▶ WORK INSTRUCTIONS:
From the first entry to the last, copy everything exactly except the pictures.

◆ ◆ ◆ ◆ ◆

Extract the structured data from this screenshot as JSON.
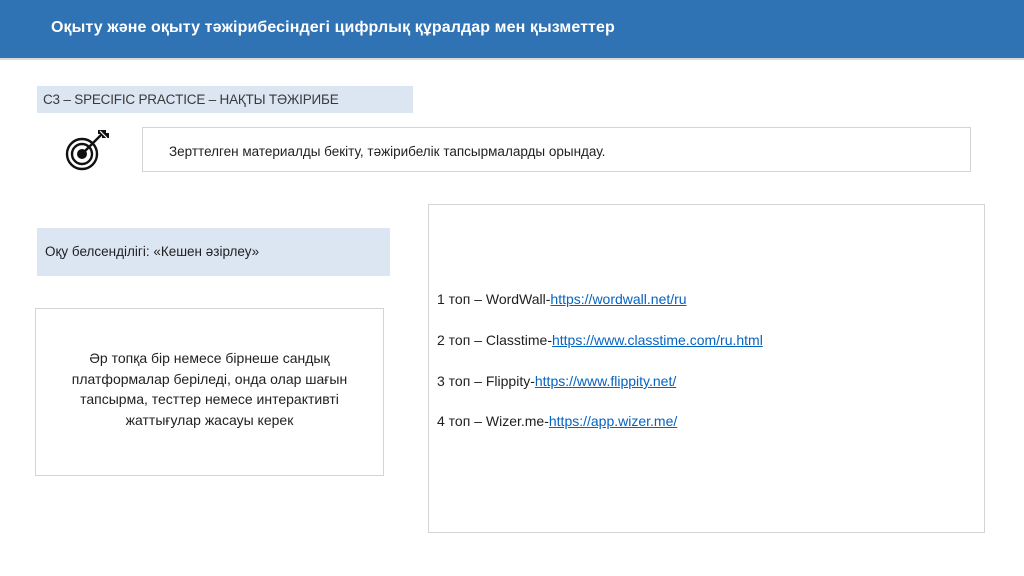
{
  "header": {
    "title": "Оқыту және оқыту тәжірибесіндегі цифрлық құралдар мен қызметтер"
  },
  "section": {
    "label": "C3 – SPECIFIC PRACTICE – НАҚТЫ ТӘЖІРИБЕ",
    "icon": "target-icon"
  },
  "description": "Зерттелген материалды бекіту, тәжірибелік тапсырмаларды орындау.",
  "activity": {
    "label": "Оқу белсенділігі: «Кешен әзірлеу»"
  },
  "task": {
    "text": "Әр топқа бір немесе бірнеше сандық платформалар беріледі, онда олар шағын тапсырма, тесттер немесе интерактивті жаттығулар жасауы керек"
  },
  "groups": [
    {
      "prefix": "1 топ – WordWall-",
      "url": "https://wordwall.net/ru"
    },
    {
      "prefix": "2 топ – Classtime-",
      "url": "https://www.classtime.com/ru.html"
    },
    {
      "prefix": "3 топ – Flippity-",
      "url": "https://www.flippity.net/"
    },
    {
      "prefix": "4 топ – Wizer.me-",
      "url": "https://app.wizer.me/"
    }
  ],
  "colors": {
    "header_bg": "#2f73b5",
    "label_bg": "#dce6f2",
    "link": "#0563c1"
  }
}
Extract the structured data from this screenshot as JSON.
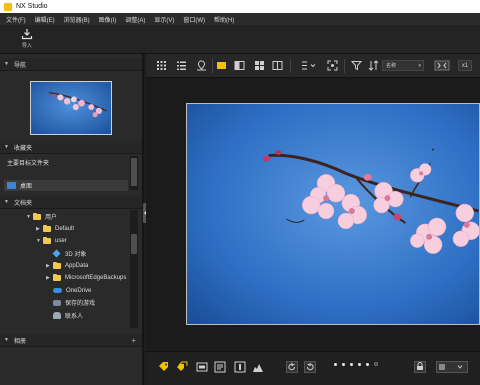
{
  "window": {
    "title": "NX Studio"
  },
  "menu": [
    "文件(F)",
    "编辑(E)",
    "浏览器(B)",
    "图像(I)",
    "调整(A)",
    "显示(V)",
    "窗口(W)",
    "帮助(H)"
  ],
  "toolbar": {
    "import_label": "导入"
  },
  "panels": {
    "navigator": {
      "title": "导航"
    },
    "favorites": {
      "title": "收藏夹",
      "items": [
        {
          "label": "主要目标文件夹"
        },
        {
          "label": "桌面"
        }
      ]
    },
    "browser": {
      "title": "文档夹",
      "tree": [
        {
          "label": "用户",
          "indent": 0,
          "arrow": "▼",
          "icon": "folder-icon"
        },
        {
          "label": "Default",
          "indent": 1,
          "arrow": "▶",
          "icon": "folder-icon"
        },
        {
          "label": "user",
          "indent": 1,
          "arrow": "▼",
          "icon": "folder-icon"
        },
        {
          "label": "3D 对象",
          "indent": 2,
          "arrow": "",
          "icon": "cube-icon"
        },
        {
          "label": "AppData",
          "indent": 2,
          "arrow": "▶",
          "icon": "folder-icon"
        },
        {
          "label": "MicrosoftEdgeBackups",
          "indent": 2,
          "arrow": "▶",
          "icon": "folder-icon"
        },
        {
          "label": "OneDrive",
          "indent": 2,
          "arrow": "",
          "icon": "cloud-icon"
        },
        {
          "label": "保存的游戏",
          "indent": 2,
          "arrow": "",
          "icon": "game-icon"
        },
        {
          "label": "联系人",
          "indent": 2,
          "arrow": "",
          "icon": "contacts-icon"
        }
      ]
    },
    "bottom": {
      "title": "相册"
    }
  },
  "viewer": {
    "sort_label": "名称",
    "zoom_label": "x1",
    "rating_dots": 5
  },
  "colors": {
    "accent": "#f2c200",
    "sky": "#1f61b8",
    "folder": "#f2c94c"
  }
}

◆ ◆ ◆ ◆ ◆

▶ EXPECTED OUTPUT:
Extract the structured data from this screenshot as JSON.
{
  "header": {
    "title": "Оқыту және оқыту тәжірибесіндегі цифрлық құралдар мен қызметтер"
  },
  "section": {
    "label": "C3 – SPECIFIC PRACTICE – НАҚТЫ ТӘЖІРИБЕ",
    "icon": "target-icon"
  },
  "description": "Зерттелген материалды бекіту, тәжірибелік тапсырмаларды орындау.",
  "activity": {
    "label": "Оқу белсенділігі: «Кешен әзірлеу»"
  },
  "task": {
    "text": "Әр топқа бір немесе бірнеше сандық платформалар беріледі, онда олар шағын тапсырма, тесттер немесе интерактивті жаттығулар жасауы керек"
  },
  "groups": [
    {
      "prefix": "1 топ – WordWall-",
      "url": "https://wordwall.net/ru"
    },
    {
      "prefix": "2 топ – Classtime-",
      "url": "https://www.classtime.com/ru.html"
    },
    {
      "prefix": "3 топ – Flippity-",
      "url": "https://www.flippity.net/"
    },
    {
      "prefix": "4 топ – Wizer.me-",
      "url": "https://app.wizer.me/"
    }
  ],
  "colors": {
    "header_bg": "#2f73b5",
    "label_bg": "#dce6f2",
    "link": "#0563c1"
  }
}
Extract the structured data from this screenshot as JSON.
{
  "window": {
    "title": "NX Studio"
  },
  "menu": [
    "文件(F)",
    "编辑(E)",
    "浏览器(B)",
    "图像(I)",
    "调整(A)",
    "显示(V)",
    "窗口(W)",
    "帮助(H)"
  ],
  "toolbar": {
    "import_label": "导入"
  },
  "panels": {
    "navigator": {
      "title": "导航"
    },
    "favorites": {
      "title": "收藏夹",
      "items": [
        {
          "label": "主要目标文件夹"
        },
        {
          "label": "桌面"
        }
      ]
    },
    "browser": {
      "title": "文档夹",
      "tree": [
        {
          "label": "用户",
          "indent": 0,
          "arrow": "▼",
          "icon": "folder-icon"
        },
        {
          "label": "Default",
          "indent": 1,
          "arrow": "▶",
          "icon": "folder-icon"
        },
        {
          "label": "user",
          "indent": 1,
          "arrow": "▼",
          "icon": "folder-icon"
        },
        {
          "label": "3D 对象",
          "indent": 2,
          "arrow": "",
          "icon": "cube-icon"
        },
        {
          "label": "AppData",
          "indent": 2,
          "arrow": "▶",
          "icon": "folder-icon"
        },
        {
          "label": "MicrosoftEdgeBackups",
          "indent": 2,
          "arrow": "▶",
          "icon": "folder-icon"
        },
        {
          "label": "OneDrive",
          "indent": 2,
          "arrow": "",
          "icon": "cloud-icon"
        },
        {
          "label": "保存的游戏",
          "indent": 2,
          "arrow": "",
          "icon": "game-icon"
        },
        {
          "label": "联系人",
          "indent": 2,
          "arrow": "",
          "icon": "contacts-icon"
        }
      ]
    },
    "bottom": {
      "title": "相册"
    }
  },
  "viewer": {
    "sort_label": "名称",
    "zoom_label": "x1",
    "rating_dots": 5
  },
  "colors": {
    "accent": "#f2c200",
    "sky": "#1f61b8",
    "folder": "#f2c94c"
  }
}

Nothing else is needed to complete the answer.